#10 Posted by Supermarius (1196 posts) -
@murse2008 said:
" This morning while reading a post on another game site, I started wondering about video game journalism and critique as opposed to other entertainment journalism and critique. In the movie industry, movie journalists visit the major film festivals, dig up celebrity gossip and visit movie premieres but are never the ones that review movies for publications. Movie reviewers on the other hand are a whole separate breed and although they visit movie events like the ones mentioned it is usually with the goal to review them or to form an opinion for upcoming award shows. Now I'm not saying that the movie industry is perfect by any means, but shouldn't the games industry follow suit and not let the same guys that rub shoulders with developers at trade-shows be the same ones to review those games later? I'm not making any allegations about fixed review scores here, it is just a question about conflict of interest. If the video game model was followed by the movie industry you would have Roger Ebert as a host on E! and Ryan Seacrest reviewing. Both are great at their jobs, but can one person typically be great at both and do so without one influencing the other? I'd love to hear your thoughts on why this specialization has not occurred in the video games industry and what you think the effect may be. "
i don't think you are right about movie reviewers being separate from movie news writers.  There is overlap especially with smaller review sites. 
#11 Posted by dudeglove (7688 posts) -
@murse2008: Videogames are far more of a team effort than films. Films are easy to review/criticize because of the easily-accessible human faces e.g. interviews with the actors, directors and/or writers - all of which can give a fairly comprehensive insight into the film. The video game industry is a whole different ballgame. While you might be able to review the finished product (the game itself) without any trouble, digging up gossip or trying to tease out info from game designers rarely happens for numerous reasons (fiscal ones, mostly). 
 
Bear in mind as well that the deck is heavily stacked in the industry's favour. The overwhelming majority of video game 'coverage'  comes from press releases, obnoxious virals or leaks (which were, like, TOTALLY not planned), or from well-rehearsed conventions like E3 - not because Brad Nicholson spent all day making phonecalls to developers.
 
And anyway, with designers like this:
 
   
Why the hell would you even want to hold an interview?
 
It's simply just not worth the trouble trying to have investigative journos in the videogame industry, so we're left with this mesh of reviewers covering all bases at the office and the conventions etc. So the real question is: does it even matter? Is Joe Public missing out on something that we're somehow meant to be entitled to? Do we really need to know the bitchy goings-on between the programmers and artists? That said, there must be SOMEONE who can write a book on the 13 years of Duke Nukem Forever's development hell.
 
Needless to say, there are a few folk out there that are slowly giving games a human face, such as Tim Schafer and Cliff Bleszinski, who actually have public relations skills.

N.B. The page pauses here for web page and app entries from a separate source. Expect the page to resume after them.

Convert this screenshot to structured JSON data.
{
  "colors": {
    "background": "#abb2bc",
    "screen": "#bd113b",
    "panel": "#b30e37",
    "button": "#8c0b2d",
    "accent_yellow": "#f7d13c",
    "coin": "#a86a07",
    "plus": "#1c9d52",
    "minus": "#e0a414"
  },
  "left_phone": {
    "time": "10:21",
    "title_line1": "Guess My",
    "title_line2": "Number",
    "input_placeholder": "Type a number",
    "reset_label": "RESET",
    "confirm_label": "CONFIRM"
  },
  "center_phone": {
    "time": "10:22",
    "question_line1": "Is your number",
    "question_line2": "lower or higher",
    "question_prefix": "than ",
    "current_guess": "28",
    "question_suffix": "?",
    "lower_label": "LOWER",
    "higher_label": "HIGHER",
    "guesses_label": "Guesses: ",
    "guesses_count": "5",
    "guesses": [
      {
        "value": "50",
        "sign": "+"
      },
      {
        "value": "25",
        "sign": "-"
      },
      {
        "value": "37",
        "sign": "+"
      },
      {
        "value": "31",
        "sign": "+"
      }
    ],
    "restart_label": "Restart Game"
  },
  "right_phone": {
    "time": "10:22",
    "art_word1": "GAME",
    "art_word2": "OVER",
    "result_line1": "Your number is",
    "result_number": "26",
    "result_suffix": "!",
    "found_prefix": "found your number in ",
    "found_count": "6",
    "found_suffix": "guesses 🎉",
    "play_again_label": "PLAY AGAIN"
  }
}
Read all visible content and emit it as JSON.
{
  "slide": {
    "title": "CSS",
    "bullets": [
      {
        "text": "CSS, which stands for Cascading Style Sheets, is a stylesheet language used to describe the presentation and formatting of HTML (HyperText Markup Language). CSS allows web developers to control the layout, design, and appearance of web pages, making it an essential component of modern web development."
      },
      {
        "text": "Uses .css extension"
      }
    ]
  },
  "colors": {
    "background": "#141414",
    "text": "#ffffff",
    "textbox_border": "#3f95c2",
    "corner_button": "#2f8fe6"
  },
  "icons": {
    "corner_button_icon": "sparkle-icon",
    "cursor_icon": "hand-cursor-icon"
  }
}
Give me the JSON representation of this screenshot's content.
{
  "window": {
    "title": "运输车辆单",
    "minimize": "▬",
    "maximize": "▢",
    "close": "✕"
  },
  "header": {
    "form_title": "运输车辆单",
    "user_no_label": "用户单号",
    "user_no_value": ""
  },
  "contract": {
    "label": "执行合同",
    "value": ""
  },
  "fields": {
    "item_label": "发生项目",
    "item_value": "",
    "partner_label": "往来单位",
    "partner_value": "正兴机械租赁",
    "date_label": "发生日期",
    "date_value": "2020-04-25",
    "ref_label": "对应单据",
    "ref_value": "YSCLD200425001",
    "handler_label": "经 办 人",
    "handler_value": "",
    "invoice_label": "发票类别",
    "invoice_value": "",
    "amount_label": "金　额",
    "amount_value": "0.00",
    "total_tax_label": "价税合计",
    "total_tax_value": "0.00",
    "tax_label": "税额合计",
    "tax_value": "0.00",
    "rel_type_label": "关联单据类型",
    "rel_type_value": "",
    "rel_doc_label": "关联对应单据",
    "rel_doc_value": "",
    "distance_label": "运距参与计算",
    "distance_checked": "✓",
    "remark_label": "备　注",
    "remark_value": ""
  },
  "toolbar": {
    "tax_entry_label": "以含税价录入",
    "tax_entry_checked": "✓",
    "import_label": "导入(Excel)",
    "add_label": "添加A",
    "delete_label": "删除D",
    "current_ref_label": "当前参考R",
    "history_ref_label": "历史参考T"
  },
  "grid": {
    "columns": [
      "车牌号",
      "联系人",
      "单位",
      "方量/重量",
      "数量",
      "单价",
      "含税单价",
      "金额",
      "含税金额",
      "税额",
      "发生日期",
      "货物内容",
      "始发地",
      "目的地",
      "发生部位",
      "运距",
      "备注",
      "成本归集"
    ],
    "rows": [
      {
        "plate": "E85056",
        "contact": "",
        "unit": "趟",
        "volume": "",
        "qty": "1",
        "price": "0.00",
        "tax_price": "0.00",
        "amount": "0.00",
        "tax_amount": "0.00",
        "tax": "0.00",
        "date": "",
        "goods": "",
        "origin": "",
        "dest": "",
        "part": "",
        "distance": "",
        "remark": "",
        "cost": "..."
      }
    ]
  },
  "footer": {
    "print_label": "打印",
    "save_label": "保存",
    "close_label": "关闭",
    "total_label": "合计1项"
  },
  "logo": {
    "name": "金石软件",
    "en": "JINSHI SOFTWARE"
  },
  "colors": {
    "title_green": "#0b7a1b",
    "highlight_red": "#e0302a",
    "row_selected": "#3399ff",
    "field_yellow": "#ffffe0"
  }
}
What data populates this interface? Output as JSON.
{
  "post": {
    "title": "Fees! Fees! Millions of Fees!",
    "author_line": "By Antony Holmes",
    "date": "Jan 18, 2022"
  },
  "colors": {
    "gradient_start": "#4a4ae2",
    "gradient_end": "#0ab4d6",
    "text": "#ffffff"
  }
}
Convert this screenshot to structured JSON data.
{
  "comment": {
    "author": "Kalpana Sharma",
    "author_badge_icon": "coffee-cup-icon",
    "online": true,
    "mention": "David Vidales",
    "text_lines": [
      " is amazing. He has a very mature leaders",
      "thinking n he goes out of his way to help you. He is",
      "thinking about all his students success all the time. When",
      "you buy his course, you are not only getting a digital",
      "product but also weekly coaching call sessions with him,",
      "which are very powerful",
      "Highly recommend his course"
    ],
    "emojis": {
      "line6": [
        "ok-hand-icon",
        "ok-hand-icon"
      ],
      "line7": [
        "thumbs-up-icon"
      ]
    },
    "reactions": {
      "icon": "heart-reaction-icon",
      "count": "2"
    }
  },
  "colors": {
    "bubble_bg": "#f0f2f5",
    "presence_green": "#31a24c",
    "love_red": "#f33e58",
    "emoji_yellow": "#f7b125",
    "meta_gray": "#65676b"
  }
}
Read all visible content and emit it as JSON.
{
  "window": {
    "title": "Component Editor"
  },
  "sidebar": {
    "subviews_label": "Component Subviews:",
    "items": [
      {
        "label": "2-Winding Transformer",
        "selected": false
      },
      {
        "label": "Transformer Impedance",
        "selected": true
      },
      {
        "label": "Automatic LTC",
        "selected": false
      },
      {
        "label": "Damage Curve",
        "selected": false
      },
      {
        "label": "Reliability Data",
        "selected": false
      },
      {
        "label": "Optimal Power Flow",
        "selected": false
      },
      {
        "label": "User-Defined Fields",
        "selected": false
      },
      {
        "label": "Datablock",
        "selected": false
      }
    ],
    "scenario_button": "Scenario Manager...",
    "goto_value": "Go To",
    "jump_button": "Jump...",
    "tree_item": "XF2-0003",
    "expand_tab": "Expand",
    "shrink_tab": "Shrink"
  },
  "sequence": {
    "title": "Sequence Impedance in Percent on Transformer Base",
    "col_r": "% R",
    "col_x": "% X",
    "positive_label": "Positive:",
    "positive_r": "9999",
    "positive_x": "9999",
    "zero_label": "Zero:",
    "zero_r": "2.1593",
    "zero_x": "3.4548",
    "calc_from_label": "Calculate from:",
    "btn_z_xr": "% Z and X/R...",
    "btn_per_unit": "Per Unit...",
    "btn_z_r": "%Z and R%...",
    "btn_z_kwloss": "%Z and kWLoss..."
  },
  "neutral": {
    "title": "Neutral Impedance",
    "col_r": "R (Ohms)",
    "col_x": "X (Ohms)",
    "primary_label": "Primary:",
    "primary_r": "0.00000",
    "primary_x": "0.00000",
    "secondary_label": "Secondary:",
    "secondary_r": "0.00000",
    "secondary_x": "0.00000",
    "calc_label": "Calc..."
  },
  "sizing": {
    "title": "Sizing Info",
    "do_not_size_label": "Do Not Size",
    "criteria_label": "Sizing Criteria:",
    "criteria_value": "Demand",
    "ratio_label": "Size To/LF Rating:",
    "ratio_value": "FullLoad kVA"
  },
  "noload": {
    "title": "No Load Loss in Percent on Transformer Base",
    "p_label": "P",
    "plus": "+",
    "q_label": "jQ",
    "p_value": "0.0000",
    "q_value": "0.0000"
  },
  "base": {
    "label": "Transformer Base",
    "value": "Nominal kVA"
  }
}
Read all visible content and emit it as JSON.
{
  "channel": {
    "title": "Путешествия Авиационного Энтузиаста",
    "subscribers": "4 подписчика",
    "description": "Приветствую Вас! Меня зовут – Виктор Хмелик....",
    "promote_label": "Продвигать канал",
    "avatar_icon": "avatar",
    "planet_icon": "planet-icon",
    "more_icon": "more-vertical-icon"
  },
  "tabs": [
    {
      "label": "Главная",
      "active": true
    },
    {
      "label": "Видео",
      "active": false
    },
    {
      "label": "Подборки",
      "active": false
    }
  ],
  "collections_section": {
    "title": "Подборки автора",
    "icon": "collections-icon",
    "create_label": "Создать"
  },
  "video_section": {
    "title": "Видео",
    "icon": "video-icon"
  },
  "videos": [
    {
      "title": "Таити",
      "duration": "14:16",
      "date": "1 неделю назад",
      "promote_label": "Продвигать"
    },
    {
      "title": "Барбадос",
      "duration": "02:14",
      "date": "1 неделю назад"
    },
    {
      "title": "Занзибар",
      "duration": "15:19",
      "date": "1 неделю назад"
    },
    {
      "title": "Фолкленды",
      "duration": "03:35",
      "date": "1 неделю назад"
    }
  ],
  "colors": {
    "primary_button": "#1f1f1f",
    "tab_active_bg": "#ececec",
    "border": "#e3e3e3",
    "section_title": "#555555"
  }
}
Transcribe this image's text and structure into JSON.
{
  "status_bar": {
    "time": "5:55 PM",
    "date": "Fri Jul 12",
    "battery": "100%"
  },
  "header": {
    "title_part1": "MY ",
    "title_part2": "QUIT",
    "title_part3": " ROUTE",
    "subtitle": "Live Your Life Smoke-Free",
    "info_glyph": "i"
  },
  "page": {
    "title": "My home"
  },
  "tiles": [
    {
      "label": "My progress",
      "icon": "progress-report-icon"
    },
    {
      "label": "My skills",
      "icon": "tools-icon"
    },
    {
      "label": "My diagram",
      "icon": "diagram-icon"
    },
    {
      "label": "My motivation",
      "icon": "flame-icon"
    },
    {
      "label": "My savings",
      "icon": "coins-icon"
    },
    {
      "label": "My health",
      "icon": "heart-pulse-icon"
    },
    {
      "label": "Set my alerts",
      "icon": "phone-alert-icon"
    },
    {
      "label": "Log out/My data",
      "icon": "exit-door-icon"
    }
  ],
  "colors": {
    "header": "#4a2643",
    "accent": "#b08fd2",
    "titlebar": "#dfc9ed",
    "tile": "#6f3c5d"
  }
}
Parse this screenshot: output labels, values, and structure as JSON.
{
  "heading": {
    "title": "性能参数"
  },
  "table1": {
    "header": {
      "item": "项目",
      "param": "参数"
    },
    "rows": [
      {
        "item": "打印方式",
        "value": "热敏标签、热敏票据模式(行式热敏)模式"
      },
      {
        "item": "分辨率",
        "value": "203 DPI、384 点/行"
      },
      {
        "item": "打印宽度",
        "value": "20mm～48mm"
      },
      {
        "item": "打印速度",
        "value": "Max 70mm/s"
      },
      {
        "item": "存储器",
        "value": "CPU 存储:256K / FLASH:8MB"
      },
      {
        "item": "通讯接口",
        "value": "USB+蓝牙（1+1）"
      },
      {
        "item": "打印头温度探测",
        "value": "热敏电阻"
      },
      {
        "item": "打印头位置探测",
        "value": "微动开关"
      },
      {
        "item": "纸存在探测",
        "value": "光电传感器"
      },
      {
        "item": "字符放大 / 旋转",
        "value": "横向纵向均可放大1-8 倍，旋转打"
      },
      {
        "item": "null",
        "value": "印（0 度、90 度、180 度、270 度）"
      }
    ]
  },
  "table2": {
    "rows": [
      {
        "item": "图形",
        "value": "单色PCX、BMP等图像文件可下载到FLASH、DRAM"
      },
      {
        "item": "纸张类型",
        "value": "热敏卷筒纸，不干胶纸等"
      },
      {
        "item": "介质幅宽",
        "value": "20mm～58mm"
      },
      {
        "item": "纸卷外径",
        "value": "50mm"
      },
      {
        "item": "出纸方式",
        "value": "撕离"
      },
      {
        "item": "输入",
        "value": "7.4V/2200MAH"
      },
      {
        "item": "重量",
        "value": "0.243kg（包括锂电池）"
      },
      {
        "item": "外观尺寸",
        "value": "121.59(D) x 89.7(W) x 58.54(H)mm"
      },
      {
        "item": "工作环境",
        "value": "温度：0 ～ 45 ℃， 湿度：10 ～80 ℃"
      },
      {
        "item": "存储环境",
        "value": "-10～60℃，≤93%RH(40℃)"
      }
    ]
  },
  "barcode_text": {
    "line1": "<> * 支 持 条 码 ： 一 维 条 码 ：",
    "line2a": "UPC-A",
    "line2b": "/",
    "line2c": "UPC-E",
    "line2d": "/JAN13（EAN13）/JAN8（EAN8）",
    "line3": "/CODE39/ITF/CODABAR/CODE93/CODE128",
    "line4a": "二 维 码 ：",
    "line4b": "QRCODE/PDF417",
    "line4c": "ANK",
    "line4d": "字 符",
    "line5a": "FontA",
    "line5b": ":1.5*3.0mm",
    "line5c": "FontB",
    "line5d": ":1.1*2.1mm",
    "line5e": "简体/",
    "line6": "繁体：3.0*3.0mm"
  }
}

#12 Posted by Eurobum (244 posts) -
@TonicBH said:
" Most game sites already do that. 90% of the time, the reviewer does not go to previews or trade show events involving said game. "
Yes, I've heard the same discussion on the last 1UP podcast. 
 
This policy isn't perfect. If the reviewer didn't hear about preview coverage, then he isn't really representative of the audience, which has been exposed to the hype. Example:
A blank slate reviewer might write a glowing review for a good game, while we the people -exposed to the hype and preview promises- might feel disappointed or even betrayed.  
 
Great thing about GB, is that the reviewers possibly got over the desire to please everyone and past the worry about careful developer relations. This has to do with  maturation, smartening up, developing an integrity - something that fake, pretty twenty-somethings on other sites simply can't deliver. Mostly because they were hired to be a face and a voice and instantly appeal to a young audience. Conflict of interest policies aren't going to remove their nativity or their youthful desire to please, belong and conform.